■ EXERCISE REQUIREMENTS
Locate the lines of the listing below that hold "make", then copy each of them.

╔══

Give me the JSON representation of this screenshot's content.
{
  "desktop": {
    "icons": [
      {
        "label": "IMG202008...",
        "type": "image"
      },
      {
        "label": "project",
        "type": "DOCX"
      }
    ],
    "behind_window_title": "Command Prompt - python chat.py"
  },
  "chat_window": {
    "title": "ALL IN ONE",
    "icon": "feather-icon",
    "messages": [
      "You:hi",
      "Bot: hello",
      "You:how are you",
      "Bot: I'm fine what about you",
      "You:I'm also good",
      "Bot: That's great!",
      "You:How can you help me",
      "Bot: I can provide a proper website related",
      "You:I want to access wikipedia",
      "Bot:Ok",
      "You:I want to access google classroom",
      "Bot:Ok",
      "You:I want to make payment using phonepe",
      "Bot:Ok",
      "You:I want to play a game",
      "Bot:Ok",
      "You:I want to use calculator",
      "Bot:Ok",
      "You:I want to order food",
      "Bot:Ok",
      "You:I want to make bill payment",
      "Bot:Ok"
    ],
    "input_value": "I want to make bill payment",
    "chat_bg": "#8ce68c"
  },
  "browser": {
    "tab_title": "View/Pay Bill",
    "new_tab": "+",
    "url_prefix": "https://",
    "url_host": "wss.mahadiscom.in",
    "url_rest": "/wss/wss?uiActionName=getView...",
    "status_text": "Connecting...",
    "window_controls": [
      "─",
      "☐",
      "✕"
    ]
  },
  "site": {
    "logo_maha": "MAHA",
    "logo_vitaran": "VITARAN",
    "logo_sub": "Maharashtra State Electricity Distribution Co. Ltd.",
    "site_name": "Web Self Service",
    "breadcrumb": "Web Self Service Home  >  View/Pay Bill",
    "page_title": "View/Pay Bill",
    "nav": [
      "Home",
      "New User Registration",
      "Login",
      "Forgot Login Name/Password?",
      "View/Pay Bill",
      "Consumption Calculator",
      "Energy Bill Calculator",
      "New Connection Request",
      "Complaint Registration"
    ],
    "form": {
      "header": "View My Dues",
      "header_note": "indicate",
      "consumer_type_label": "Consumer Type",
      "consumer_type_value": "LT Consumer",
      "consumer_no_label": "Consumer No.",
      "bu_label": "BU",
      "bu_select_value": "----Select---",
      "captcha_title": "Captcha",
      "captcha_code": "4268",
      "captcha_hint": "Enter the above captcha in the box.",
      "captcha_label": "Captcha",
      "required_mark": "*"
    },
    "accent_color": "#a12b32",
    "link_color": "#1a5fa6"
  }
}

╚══

■ ANSWER TO THE EXERCISE
      "You:I want to make payment using phonepe",
      "You:I want to make bill payment",
    "input_value": "I want to make bill payment",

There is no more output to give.